**Problem**
Copy out, from the entries below, each line that holds the string "Last".

** Data shown follows **

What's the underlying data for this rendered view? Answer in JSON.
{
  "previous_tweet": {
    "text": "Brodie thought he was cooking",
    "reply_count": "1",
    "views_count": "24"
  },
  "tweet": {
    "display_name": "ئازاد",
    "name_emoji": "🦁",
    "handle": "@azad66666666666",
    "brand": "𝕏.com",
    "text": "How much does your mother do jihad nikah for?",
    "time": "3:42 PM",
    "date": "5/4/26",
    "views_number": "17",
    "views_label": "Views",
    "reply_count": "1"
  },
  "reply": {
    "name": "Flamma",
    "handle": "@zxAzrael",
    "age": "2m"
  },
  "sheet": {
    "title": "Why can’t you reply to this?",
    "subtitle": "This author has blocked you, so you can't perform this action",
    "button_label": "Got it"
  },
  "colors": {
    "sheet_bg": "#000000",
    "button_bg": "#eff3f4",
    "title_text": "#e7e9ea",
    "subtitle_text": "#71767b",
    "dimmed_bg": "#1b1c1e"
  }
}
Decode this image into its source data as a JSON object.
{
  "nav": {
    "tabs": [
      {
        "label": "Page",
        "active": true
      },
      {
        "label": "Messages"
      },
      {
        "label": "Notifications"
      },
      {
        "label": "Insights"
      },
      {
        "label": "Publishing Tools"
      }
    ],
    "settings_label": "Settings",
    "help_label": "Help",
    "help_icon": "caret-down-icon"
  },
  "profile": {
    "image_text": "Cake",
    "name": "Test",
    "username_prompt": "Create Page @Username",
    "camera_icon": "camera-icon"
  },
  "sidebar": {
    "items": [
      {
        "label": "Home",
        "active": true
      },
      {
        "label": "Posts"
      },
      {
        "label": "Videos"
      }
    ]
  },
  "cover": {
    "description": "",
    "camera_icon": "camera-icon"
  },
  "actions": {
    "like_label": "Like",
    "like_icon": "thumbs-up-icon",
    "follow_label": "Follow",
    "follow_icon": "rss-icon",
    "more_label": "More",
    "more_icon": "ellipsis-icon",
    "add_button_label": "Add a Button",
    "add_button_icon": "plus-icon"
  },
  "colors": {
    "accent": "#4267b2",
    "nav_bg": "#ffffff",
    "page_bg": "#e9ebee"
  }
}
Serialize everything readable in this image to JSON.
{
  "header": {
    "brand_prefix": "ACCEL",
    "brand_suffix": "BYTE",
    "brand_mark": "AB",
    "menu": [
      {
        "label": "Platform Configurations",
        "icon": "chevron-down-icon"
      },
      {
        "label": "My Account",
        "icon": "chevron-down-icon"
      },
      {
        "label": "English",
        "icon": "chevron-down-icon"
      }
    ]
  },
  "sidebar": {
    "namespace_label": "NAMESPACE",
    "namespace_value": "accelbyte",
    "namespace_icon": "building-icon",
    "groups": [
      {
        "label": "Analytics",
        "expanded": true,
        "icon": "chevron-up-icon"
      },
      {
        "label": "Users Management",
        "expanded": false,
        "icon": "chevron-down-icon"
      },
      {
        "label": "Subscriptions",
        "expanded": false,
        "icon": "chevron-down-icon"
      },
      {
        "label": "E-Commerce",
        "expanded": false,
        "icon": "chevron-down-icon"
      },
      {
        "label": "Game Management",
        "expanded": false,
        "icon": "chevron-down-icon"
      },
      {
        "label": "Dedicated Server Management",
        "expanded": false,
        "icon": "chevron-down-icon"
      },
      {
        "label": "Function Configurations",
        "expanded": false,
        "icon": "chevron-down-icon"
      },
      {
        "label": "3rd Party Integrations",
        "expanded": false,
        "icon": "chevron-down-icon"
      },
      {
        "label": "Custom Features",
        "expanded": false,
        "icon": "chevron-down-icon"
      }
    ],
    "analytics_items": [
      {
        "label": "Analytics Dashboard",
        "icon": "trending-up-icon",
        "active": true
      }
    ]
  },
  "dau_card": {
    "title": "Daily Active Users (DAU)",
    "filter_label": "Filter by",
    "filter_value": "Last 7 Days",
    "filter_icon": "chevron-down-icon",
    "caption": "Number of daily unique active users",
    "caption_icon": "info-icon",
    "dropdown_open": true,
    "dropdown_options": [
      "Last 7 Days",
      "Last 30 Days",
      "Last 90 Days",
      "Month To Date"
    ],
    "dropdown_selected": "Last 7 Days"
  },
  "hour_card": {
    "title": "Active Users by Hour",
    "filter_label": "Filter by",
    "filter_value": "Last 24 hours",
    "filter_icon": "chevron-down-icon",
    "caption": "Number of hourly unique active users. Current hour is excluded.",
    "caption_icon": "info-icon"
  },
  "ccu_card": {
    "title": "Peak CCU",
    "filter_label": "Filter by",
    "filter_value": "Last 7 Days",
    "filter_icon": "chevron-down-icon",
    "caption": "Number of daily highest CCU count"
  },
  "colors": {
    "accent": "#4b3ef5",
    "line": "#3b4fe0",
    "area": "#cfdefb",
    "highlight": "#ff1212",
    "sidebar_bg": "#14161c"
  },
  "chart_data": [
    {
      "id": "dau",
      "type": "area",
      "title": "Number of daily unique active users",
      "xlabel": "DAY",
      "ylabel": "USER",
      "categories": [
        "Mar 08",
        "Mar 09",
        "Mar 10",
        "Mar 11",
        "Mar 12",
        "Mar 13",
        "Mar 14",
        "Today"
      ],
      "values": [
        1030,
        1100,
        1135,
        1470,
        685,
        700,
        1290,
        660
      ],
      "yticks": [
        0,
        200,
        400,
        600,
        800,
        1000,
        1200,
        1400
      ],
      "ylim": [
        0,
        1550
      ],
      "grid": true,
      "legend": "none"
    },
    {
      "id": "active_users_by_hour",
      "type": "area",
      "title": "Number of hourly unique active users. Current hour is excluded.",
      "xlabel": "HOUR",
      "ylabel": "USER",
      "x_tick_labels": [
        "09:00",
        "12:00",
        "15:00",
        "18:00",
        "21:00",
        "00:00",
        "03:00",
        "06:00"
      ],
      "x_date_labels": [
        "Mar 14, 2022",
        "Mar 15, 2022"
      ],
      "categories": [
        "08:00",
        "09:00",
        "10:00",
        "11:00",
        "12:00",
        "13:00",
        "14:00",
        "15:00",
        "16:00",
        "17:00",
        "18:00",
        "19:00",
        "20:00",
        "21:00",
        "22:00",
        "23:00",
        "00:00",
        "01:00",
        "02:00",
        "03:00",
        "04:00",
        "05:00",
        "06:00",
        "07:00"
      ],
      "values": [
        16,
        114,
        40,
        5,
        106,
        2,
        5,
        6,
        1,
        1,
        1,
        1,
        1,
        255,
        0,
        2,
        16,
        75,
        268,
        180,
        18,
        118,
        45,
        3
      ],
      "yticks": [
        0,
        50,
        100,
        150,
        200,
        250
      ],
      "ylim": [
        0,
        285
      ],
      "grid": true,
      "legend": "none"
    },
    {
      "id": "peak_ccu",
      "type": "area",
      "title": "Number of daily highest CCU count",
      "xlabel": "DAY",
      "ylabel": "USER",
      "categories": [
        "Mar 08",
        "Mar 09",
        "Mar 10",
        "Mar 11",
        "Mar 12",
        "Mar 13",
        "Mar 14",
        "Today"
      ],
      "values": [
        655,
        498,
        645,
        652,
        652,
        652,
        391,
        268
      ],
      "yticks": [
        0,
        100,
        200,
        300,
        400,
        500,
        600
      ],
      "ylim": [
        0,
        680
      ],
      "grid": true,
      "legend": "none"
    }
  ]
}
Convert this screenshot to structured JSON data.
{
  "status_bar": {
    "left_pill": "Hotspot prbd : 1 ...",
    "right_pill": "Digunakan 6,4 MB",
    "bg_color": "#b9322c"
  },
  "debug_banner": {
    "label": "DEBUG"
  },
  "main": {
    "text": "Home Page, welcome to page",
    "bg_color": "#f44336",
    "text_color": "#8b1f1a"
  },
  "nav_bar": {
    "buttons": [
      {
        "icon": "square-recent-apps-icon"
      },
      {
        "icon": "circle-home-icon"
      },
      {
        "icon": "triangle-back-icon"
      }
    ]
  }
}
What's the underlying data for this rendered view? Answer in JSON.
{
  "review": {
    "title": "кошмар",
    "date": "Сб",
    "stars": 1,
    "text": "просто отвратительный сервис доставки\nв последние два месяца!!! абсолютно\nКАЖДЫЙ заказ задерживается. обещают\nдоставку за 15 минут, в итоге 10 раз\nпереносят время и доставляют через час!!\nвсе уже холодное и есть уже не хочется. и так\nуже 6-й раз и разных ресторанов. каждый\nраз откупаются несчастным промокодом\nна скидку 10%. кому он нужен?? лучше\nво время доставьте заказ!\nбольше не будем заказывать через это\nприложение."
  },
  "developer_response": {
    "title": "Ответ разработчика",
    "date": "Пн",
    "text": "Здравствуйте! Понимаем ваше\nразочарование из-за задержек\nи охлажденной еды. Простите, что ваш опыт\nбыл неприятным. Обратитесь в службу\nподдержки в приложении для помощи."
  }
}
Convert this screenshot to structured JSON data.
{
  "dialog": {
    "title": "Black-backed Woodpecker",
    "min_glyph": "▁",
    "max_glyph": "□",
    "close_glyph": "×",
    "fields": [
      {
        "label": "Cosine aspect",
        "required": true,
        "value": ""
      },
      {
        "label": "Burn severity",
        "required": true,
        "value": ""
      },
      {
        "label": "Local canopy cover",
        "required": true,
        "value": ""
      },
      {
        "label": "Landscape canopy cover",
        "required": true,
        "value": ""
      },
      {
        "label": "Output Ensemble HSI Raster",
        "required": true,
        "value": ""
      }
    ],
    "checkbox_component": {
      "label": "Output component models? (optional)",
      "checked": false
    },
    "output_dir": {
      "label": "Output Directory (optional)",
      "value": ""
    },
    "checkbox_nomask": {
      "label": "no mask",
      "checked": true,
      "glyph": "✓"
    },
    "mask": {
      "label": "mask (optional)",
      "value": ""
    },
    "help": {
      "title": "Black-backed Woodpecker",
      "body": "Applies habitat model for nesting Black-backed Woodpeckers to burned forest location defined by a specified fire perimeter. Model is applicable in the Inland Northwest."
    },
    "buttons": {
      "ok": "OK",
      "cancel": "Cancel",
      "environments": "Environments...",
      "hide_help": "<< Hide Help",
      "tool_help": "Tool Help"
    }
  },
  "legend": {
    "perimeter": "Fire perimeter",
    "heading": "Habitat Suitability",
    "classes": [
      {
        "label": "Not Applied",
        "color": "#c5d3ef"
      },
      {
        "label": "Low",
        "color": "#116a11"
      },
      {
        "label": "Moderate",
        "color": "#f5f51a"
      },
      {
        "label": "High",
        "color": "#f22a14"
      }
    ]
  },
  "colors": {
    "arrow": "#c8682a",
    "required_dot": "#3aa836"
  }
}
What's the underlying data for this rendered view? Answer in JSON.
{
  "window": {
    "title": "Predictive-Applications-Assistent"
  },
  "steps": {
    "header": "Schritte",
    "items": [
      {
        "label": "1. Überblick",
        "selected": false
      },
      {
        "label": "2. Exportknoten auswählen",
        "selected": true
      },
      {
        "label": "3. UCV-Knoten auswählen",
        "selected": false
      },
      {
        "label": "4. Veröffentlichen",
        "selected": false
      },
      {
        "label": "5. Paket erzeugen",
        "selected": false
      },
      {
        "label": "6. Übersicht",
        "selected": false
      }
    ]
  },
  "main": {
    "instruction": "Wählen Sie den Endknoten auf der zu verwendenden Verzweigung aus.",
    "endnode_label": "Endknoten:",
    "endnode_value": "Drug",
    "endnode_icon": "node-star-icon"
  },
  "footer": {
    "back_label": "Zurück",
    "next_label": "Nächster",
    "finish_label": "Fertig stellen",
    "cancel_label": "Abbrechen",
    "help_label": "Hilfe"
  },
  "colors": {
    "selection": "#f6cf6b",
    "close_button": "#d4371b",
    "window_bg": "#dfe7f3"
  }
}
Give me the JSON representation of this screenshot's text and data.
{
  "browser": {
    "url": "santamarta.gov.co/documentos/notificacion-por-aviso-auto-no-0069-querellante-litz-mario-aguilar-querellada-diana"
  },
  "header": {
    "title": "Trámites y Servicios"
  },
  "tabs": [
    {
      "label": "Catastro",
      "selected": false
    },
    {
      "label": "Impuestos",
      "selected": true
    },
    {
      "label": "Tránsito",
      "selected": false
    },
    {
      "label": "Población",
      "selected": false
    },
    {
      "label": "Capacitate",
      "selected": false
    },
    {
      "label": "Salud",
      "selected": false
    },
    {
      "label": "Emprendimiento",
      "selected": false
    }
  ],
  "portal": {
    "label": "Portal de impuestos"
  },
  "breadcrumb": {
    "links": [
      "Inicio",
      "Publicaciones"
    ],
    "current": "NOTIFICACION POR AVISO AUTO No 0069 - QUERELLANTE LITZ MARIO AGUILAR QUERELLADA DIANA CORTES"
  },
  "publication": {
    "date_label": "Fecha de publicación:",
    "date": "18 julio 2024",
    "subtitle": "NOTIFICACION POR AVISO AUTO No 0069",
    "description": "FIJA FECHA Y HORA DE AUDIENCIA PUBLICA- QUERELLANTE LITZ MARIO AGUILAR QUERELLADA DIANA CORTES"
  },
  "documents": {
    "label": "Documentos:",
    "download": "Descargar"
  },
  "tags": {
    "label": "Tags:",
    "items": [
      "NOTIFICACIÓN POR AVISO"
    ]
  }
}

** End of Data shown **

**Finished exercise**
    "filter_value": "Last 7 Days",
      "Last 7 Days",
      "Last 30 Days",
      "Last 90 Days",
    "dropdown_selected": "Last 7 Days"
    "filter_value": "Last 24 hours",
    "filter_value": "Last 7 Days",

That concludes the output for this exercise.